Sensory considerations

Kids have very different preferences and needs when it comes to sensory engagement (i.e., how they process input from the environment, like sound, visuals, and touch). How a child responds to a screen is dependent on a lot of factors, many of which are related to the content they’re watching. However, an iPad will likely be more “tactile” (they’re holding it, possibly swiping), and, usually, closer to their face. Kids will respond in different ways to this, and it’s worth monitoring how your child responds to find what works best for them (and you).

Portability and movement

This one’s obvious, but if the goal is to provide entertainment or distraction during, say, a long flight, or a painful medical procedure, an iPad is far more portable. At the same time, when watching at home, a restless child may benefit from watching TV instead, where they can jump, roll, high-step, or do gymnastics (as mentioned) while the TV plays in the background.

Distance from the screen

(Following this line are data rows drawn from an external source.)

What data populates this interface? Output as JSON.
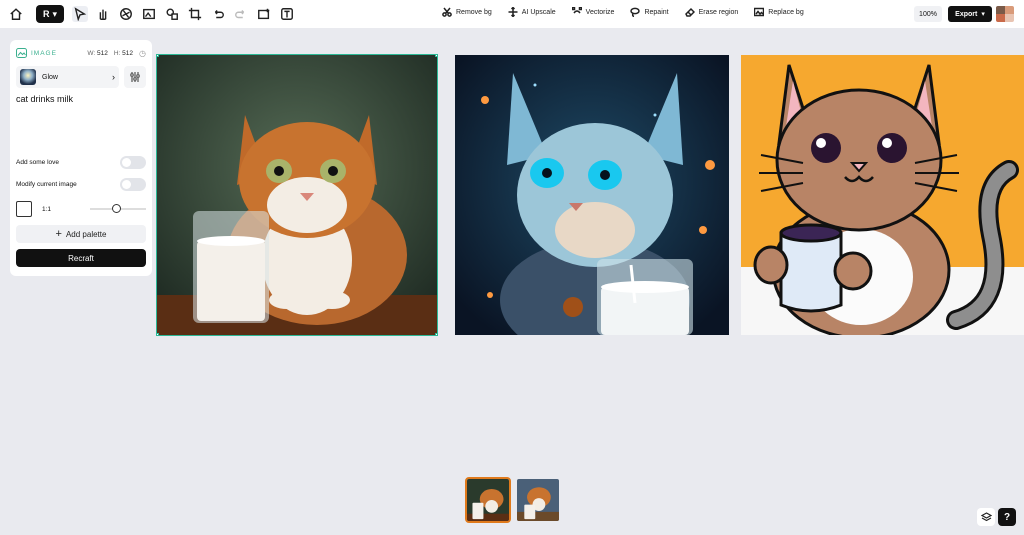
{
  "toolbar": {
    "logo_label": "R",
    "zoom": "100%",
    "export_label": "Export",
    "actions": [
      {
        "label": "Remove bg",
        "icon": "scissors-icon"
      },
      {
        "label": "AI Upscale",
        "icon": "expand-arrows-icon"
      },
      {
        "label": "Vectorize",
        "icon": "vector-path-icon"
      },
      {
        "label": "Repaint",
        "icon": "lasso-icon"
      },
      {
        "label": "Erase region",
        "icon": "eraser-icon"
      },
      {
        "label": "Replace bg",
        "icon": "image-replace-icon"
      }
    ],
    "swatches": [
      "#7a5a48",
      "#d99b7a",
      "#c96a4a",
      "#e8c4b2"
    ]
  },
  "panel": {
    "type_label": "IMAGE",
    "width_label": "W:",
    "width_value": "512",
    "height_label": "H:",
    "height_value": "512",
    "style_name": "Glow",
    "prompt": "cat drinks milk",
    "toggle_love": "Add some love",
    "toggle_modify": "Modify current image",
    "ratio_label": "1:1",
    "add_palette": "Add palette",
    "recraft": "Recraft"
  },
  "accent_color": "#2bb895",
  "help_label": "?"
}
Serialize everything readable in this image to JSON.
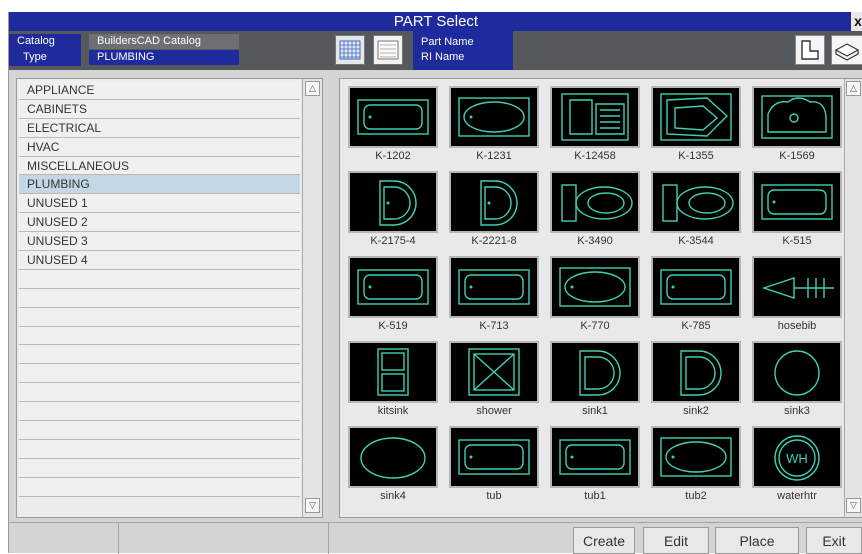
{
  "window": {
    "title": "PART Select",
    "close_glyph": "x"
  },
  "header": {
    "catalog_label": "Catalog",
    "catalog_value": "BuildersCAD Catalog",
    "type_label": "Type",
    "type_value": "PLUMBING",
    "sort_part_name": "Part Name",
    "sort_ri_name": "RI Name"
  },
  "categories": [
    {
      "label": "APPLIANCE",
      "selected": false
    },
    {
      "label": "CABINETS",
      "selected": false
    },
    {
      "label": "ELECTRICAL",
      "selected": false
    },
    {
      "label": "HVAC",
      "selected": false
    },
    {
      "label": "MISCELLANEOUS",
      "selected": false
    },
    {
      "label": "PLUMBING",
      "selected": true
    },
    {
      "label": "UNUSED 1",
      "selected": false
    },
    {
      "label": "UNUSED 2",
      "selected": false
    },
    {
      "label": "UNUSED 3",
      "selected": false
    },
    {
      "label": "UNUSED 4",
      "selected": false
    }
  ],
  "parts": [
    {
      "name": "K-1202",
      "icon": "tub-rect-icon"
    },
    {
      "name": "K-1231",
      "icon": "tub-oval-icon"
    },
    {
      "name": "K-12458",
      "icon": "shower-unit-icon"
    },
    {
      "name": "K-1355",
      "icon": "corner-tub-icon"
    },
    {
      "name": "K-1569",
      "icon": "whirlpool-tub-icon"
    },
    {
      "name": "K-2175-4",
      "icon": "d-sink-icon"
    },
    {
      "name": "K-2221-8",
      "icon": "d-sink-icon"
    },
    {
      "name": "K-3490",
      "icon": "toilet-icon"
    },
    {
      "name": "K-3544",
      "icon": "toilet-icon"
    },
    {
      "name": "K-515",
      "icon": "tub-rect-icon"
    },
    {
      "name": "K-519",
      "icon": "tub-rect-icon"
    },
    {
      "name": "K-713",
      "icon": "tub-rect-icon"
    },
    {
      "name": "K-770",
      "icon": "tub-oval-icon"
    },
    {
      "name": "K-785",
      "icon": "tub-rect-icon"
    },
    {
      "name": "hosebib",
      "icon": "hosebib-icon"
    },
    {
      "name": "kitsink",
      "icon": "kitchen-sink-icon"
    },
    {
      "name": "shower",
      "icon": "shower-icon"
    },
    {
      "name": "sink1",
      "icon": "sink-d-icon"
    },
    {
      "name": "sink2",
      "icon": "sink-d-icon"
    },
    {
      "name": "sink3",
      "icon": "sink-round-icon"
    },
    {
      "name": "sink4",
      "icon": "sink-oval-icon"
    },
    {
      "name": "tub",
      "icon": "tub-rect-icon"
    },
    {
      "name": "tub1",
      "icon": "tub-rect-icon"
    },
    {
      "name": "tub2",
      "icon": "tub-oval-icon"
    },
    {
      "name": "waterhtr",
      "icon": "water-heater-icon"
    }
  ],
  "water_heater_text": "WH",
  "buttons": {
    "create": "Create",
    "edit": "Edit",
    "place": "Place",
    "exit": "Exit"
  },
  "colors": {
    "titlebar": "#1f2a9c",
    "symbol_line": "#3fd0b4",
    "selected_row": "#c3d8e4"
  }
}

There is some evidence that close-viewing of screens for extended periods of time can cause “digital eye strain” (i.e., dry, tired, sensitive eyes); iPads tend to be viewed at closer range than TVs. However, if you’re following other recommendations—taking frequent breaks, generally keeping screen time in check—viewing on an iPad versus TV is unlikely to make much difference here.

All that said, there are many good ways to approach this. Some families do only TV. Others do TV at home, and tablets outside of the house (for example, while traveling). Some do TV for shows and tablets for games, or TV for family movie night and tablets for one-off screen use. Still others do only tablets, where they’ve carefully curated certain shows and apps. Try setting some parameters that make sense to you, communicate them to your child, and test it out. You can always revisit if it’s not working. Ultimately, as with most things, it’s about experimenting and finding what works best for your family.

Source link

About The Author

Scroll to Top